Component data from apps and pages:
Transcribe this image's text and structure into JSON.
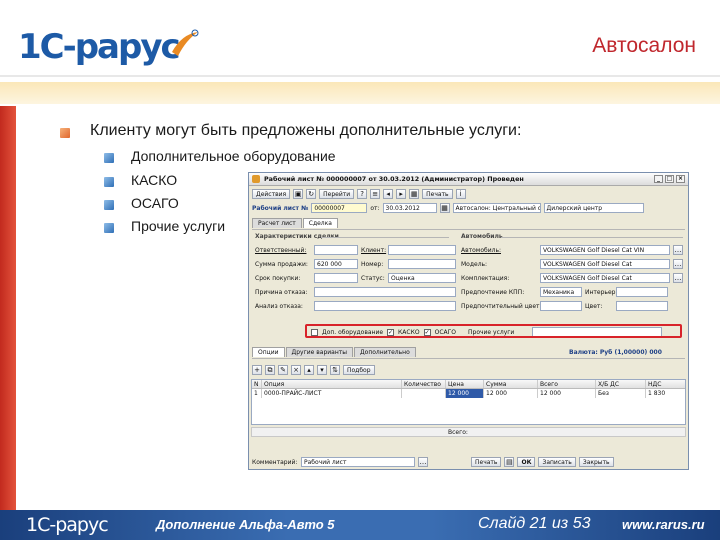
{
  "header": {
    "logo": "1С-рарус",
    "title": "Автосалон"
  },
  "main": {
    "bullet": "Клиенту могут быть предложены дополнительные услуги:",
    "sub_bullets": [
      "Дополнительное оборудование",
      "КАСКО",
      "ОСАГО",
      "Прочие услуги"
    ]
  },
  "app": {
    "title": "Рабочий лист № 000000007 от 30.03.2012 (Администратор) Проведен",
    "toolbar": {
      "actions": "Действия",
      "goto": "Перейти",
      "print": "Печать"
    },
    "doc": {
      "label": "Рабочий лист №",
      "number": "00000007",
      "from": "от:",
      "date": "30.03.2012",
      "org": "Автосалон: Центральный салон",
      "org_value": "Дилерский центр"
    },
    "tabs_top": [
      "Расчет лист",
      "Сделка"
    ],
    "left_section": "Характеристики сделки",
    "right_section": "Автомобиль",
    "fields": {
      "manager_label": "Ответственный:",
      "client_label": "Клиент:",
      "sum_label": "Сумма продажи:",
      "sum_value": "620 000",
      "pay_label": "Номер:",
      "pay_value": "",
      "credit_label": "Срок покупки:",
      "status_label": "Статус:",
      "status_value": "Оценка",
      "reason_label": "Причина отказа:",
      "analysis_label": "Анализ отказа:",
      "auto_label": "Автомобиль:",
      "auto_value": "VOLKSWAGEN Golf Diesel Cat VIN",
      "model_label": "Модель:",
      "model_value": "VOLKSWAGEN Golf Diesel Cat",
      "config_label": "Комплектация:",
      "config_value": "VOLKSWAGEN Golf Diesel Cat",
      "kpp_label": "Предпочтение КПП:",
      "kpp_value": "Механика",
      "interior_label": "Интерьер:",
      "color_label": "Предпочтительный цвет:",
      "color_label2": "Цвет:"
    },
    "services": {
      "equipment": "Доп. оборудование",
      "kasko": "КАСКО",
      "osago": "ОСАГО",
      "other": "Прочие услуги"
    },
    "tabs_bottom": [
      "Опции",
      "Другие варианты",
      "Дополнительно"
    ],
    "total_label": "Валюта: Руб (1,00000) 000",
    "grid": {
      "pick_btn": "Подбор",
      "columns": [
        "N",
        "Опция",
        "Количество",
        "Цена",
        "Сумма",
        "Всего",
        "Х/Б ДС",
        "НДС"
      ],
      "row": [
        "1",
        "0000-ПРАЙС-ЛИСТ",
        "",
        "12 000",
        "12 000",
        "12 000",
        "Без",
        "1 830"
      ],
      "footer": "Всего:"
    },
    "bottom": {
      "comment_label": "Комментарий:",
      "comment_value": "Рабочий лист",
      "print": "Печать",
      "ok": "ОК",
      "save": "Записать",
      "close": "Закрыть"
    }
  },
  "footer": {
    "logo": "1С-рарус",
    "product": "Дополнение Альфа-Авто 5",
    "slide": "Слайд 21 из 53",
    "url": "www.rarus.ru"
  },
  "colors": {
    "brand_blue": "#1d5aa6",
    "brand_red": "#c0272d",
    "highlight": "#d8232a"
  }
}
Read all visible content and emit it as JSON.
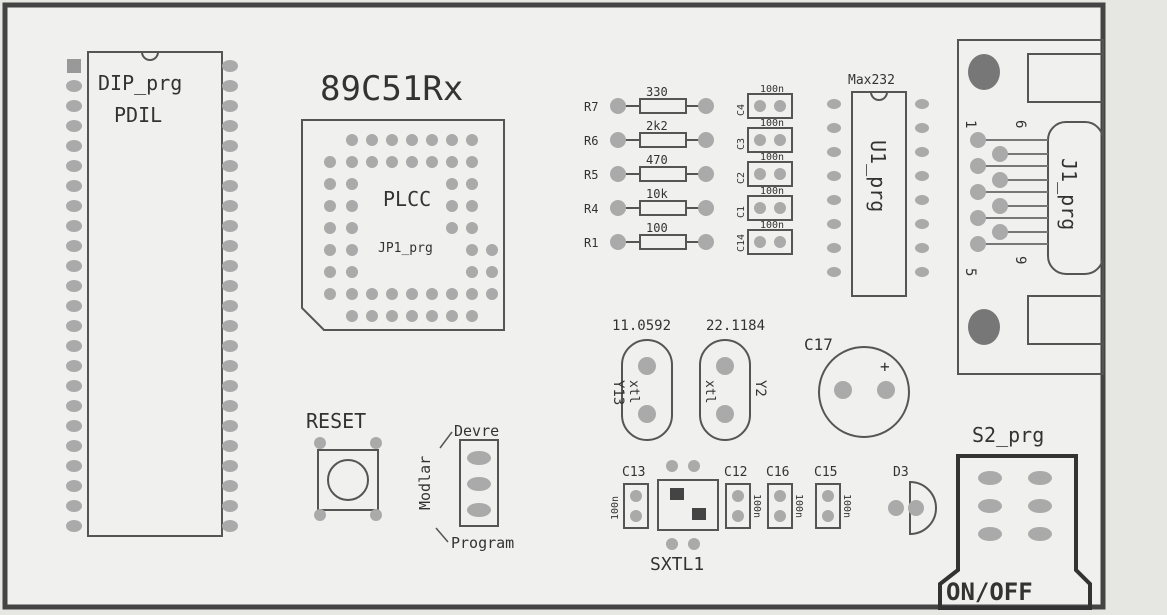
{
  "silkscreen": {
    "dip_label": "DIP_prg",
    "pdil_label": "PDIL",
    "mcu_title": "89C51Rx",
    "plcc_label": "PLCC",
    "jp1_label": "JP1_prg",
    "reset_label": "RESET",
    "devre_label": "Devre",
    "modlar_label": "Modlar",
    "program_label": "Program",
    "max232_label": "Max232",
    "u1_label": "U1_prg",
    "j1_label": "J1_prg",
    "pin1": "1",
    "pin6": "6",
    "pin9": "9",
    "pin5": "5",
    "xtal_freq1": "11.0592",
    "xtal_freq2": "22.1184",
    "xtal_y3": "Y13",
    "xtal_y2": "Y2",
    "xtal_text": "xtl",
    "c17_label": "C17",
    "c17_plus": "+",
    "d3_label": "D3",
    "s2_label": "S2_prg",
    "onoff_label": "ON/OFF",
    "sxtl_label": "SXTL1",
    "c13_label": "C13",
    "c12_label": "C12",
    "c16_label": "C16",
    "c15_label": "C15",
    "val_100n": "100n"
  },
  "resistors": [
    {
      "ref": "R7",
      "value": "330"
    },
    {
      "ref": "R6",
      "value": "2k2"
    },
    {
      "ref": "R5",
      "value": "470"
    },
    {
      "ref": "R4",
      "value": "10k"
    },
    {
      "ref": "R1",
      "value": "100"
    }
  ],
  "caps": [
    {
      "ref": "C4",
      "value": "100n"
    },
    {
      "ref": "C3",
      "value": "100n"
    },
    {
      "ref": "C2",
      "value": "100n"
    },
    {
      "ref": "C1",
      "value": "100n"
    },
    {
      "ref": "C14",
      "value": "100n"
    }
  ]
}
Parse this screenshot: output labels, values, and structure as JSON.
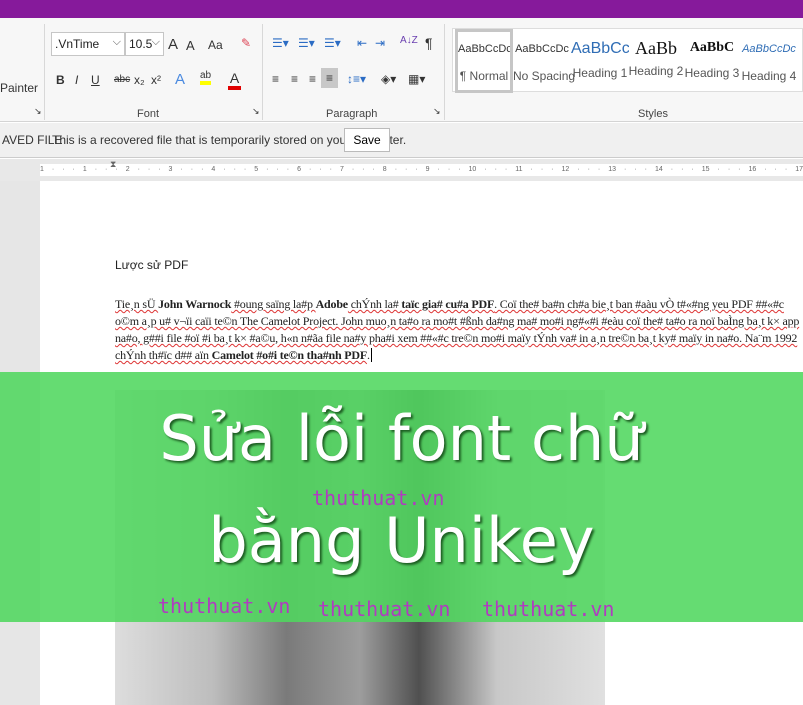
{
  "ribbon": {
    "format_painter": "Painter",
    "font": {
      "name": ".VnTime",
      "size": "10.5",
      "group_label": "Font",
      "bold": "B",
      "italic": "I",
      "underline": "U",
      "strike": "abc",
      "subscript": "x₂",
      "superscript": "x²",
      "change_case": "Aa",
      "grow": "A",
      "shrink": "A",
      "text_effects": "A",
      "highlight": "ab",
      "font_color": "A"
    },
    "paragraph": {
      "group_label": "Paragraph",
      "pilcrow": "¶",
      "sort": "A↓Z"
    },
    "styles": {
      "group_label": "Styles",
      "items": [
        {
          "preview": "AaBbCcDc",
          "name": "¶ Normal"
        },
        {
          "preview": "AaBbCcDc",
          "name": "No Spacing"
        },
        {
          "preview": "AaBbCc",
          "name": "Heading 1"
        },
        {
          "preview": "AaBb",
          "name": "Heading 2"
        },
        {
          "preview": "AaBbC",
          "name": "Heading 3"
        },
        {
          "preview": "AaBbCcDc",
          "name": "Heading 4"
        }
      ]
    },
    "colors": {
      "highlight": "#ffff00",
      "font_color": "#e00000"
    }
  },
  "infobar": {
    "label": "AVED FILE",
    "message": "This is a recovered file that is temporarily stored on your computer.",
    "save": "Save"
  },
  "ruler": {
    "marks": "1 · · · 1 · · · 2 · · · 3 · · · 4 · · · 5 · · · 6 · · · 7 · · · 8 · · · 9 · · · 10 · · · 11 · · · 12 · · · 13 · · · 14 · · · 15 · · · 16 · · · 17"
  },
  "document": {
    "title": "Lược sử PDF",
    "p": [
      "Tie¸n sÜ ",
      "John Warnock",
      " #oung saïng la#p ",
      "Adobe",
      " chÝnh la# ",
      "taïc gia# cu#a PDF",
      ". Coï the# ba#n ch#a bie¸t ban #aàu vÒ t#«#ng yeu PDF ##«#c o©m a¸p u# v¬ïi caïi te©n The Camelot Project.  John muo¸n ta#o ra mo#t #ßnh da#ng ma# mo#i ng#«#i #eàu coï the# ta#o ra noï baÌng ba¸t k× app na#o, g##i file #oï #i ba¸t k× #a©u, h«n n#ãa file na#y pha#i xem ##«#c tre©n mo#i maïy tÝnh va# in a¸n tre©n ba¸t ky# maïy in na#o. Na¨m 1992 chÝnh th#ïc d## aïn ",
      "Camelot #o#i te©n tha#nh PDF",
      "."
    ]
  },
  "overlay": {
    "line1": "Sửa lỗi font chữ",
    "line2": "bằng Unikey",
    "watermark": "thuthuat.vn",
    "color": "#66dd70"
  }
}
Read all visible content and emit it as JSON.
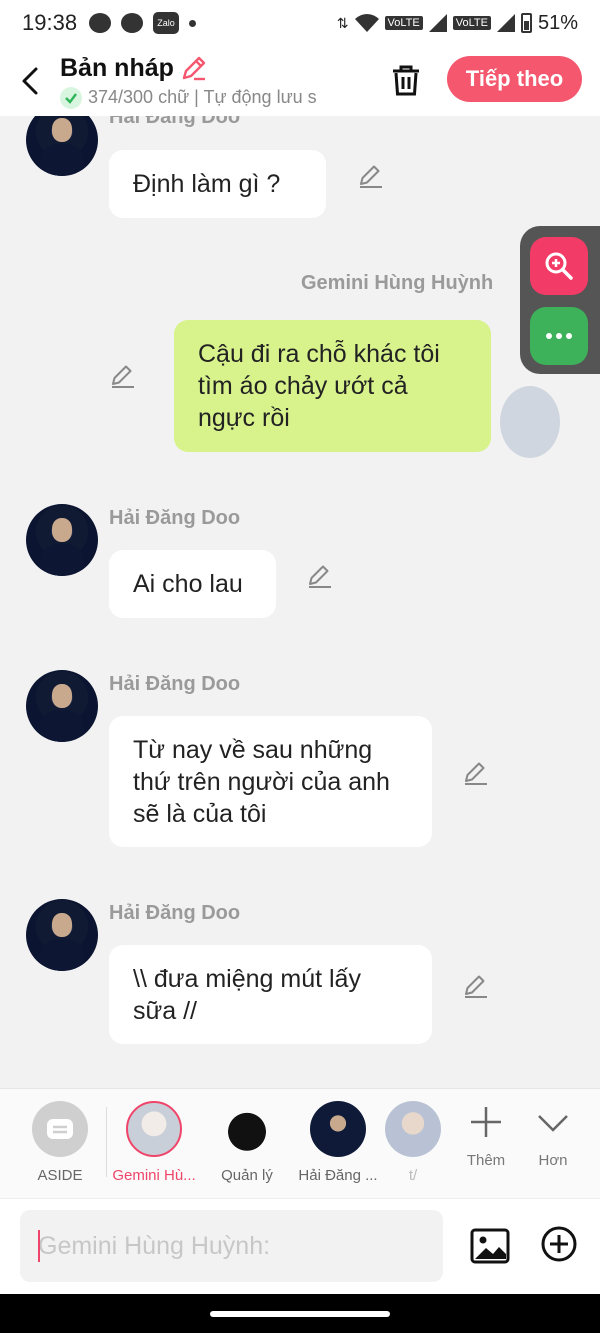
{
  "status_bar": {
    "time": "19:38",
    "zalo": "Zalo",
    "volte1": "VoLTE",
    "volte2": "VoLTE",
    "battery": "51%"
  },
  "header": {
    "title": "Bản nháp",
    "subtitle": "374/300 chữ | Tự động lưu s",
    "next_label": "Tiếp theo"
  },
  "messages": [
    {
      "sender": "Hải Đăng Doo",
      "text": "Định làm gì ?",
      "side": "left"
    },
    {
      "sender": "Gemini Hùng Huỳnh",
      "text": "Cậu đi ra chỗ khác tôi tìm áo chảy ướt cả ngực rồi",
      "side": "right"
    },
    {
      "sender": "Hải Đăng Doo",
      "text": "Ai cho lau",
      "side": "left"
    },
    {
      "sender": "Hải Đăng Doo",
      "text": "Từ nay về sau những thứ trên người của anh sẽ là của tôi",
      "side": "left"
    },
    {
      "sender": "Hải Đăng Doo",
      "text": "\\\\ đưa miệng mút lấy sữa //",
      "side": "left"
    }
  ],
  "characters": [
    {
      "name": "ASIDE"
    },
    {
      "name": "Gemini Hù...",
      "active": true
    },
    {
      "name": "Quản lý"
    },
    {
      "name": "Hải Đăng ..."
    },
    {
      "name": "t/"
    }
  ],
  "tools": {
    "more_label": "Thêm",
    "less_label": "Hơn"
  },
  "input": {
    "placeholder": "Gemini Hùng Huỳnh:"
  },
  "colors": {
    "accent": "#f4576e",
    "my_bubble": "#d8f28c",
    "zoom_fab": "#f23c67",
    "more_fab": "#3eb25b"
  }
}
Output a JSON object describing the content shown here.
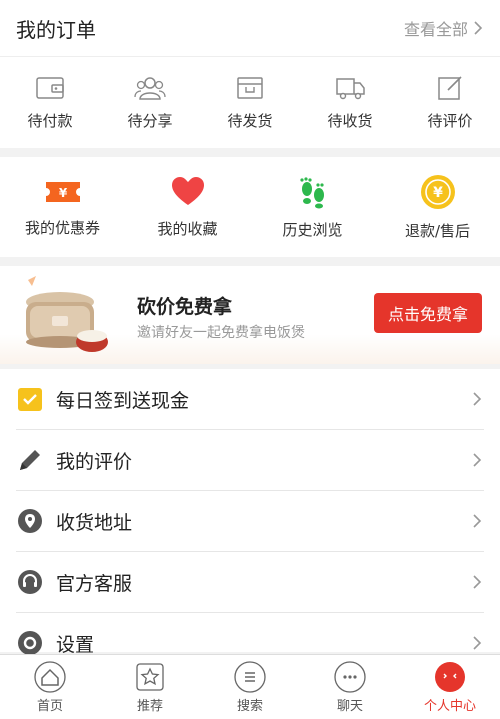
{
  "orders": {
    "title": "我的订单",
    "view_all": "查看全部",
    "items": [
      {
        "label": "待付款",
        "icon": "wallet-icon"
      },
      {
        "label": "待分享",
        "icon": "group-icon"
      },
      {
        "label": "待发货",
        "icon": "box-icon"
      },
      {
        "label": "待收货",
        "icon": "truck-icon"
      },
      {
        "label": "待评价",
        "icon": "edit-icon"
      }
    ]
  },
  "quick": {
    "items": [
      {
        "label": "我的优惠券",
        "icon": "coupon-icon",
        "color": "#f4651f"
      },
      {
        "label": "我的收藏",
        "icon": "heart-icon",
        "color": "#ef4444"
      },
      {
        "label": "历史浏览",
        "icon": "footprint-icon",
        "color": "#2db84d"
      },
      {
        "label": "退款/售后",
        "icon": "yen-coin-icon",
        "color": "#f6c21c"
      }
    ]
  },
  "promo": {
    "title": "砍价免费拿",
    "subtitle": "邀请好友一起免费拿电饭煲",
    "button": "点击免费拿"
  },
  "menu": {
    "items": [
      {
        "label": "每日签到送现金",
        "icon": "checkin-icon"
      },
      {
        "label": "我的评价",
        "icon": "pencil-icon"
      },
      {
        "label": "收货地址",
        "icon": "location-icon"
      },
      {
        "label": "官方客服",
        "icon": "headset-icon"
      },
      {
        "label": "设置",
        "icon": "gear-icon"
      }
    ]
  },
  "nav": {
    "items": [
      {
        "label": "首页",
        "icon": "home-icon"
      },
      {
        "label": "推荐",
        "icon": "recommend-icon"
      },
      {
        "label": "搜索",
        "icon": "search-icon"
      },
      {
        "label": "聊天",
        "icon": "chat-icon"
      },
      {
        "label": "个人中心",
        "icon": "profile-icon"
      }
    ],
    "active_color": "#e5352b"
  }
}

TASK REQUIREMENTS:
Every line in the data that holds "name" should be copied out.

TASK OUTPUT:
      "name": ".VnTime",
          "name": "¶ Normal"
          "name": "No Spacing"
          "name": "Heading 1"
          "name": "Heading 2"
          "name": "Heading 3"
          "name": "Heading 4"
      "name": "ASIDE"
      "name": "Gemini Hù...",
      "name": "Quản lý"
      "name": "Hải Đăng ..."
      "name": "t/"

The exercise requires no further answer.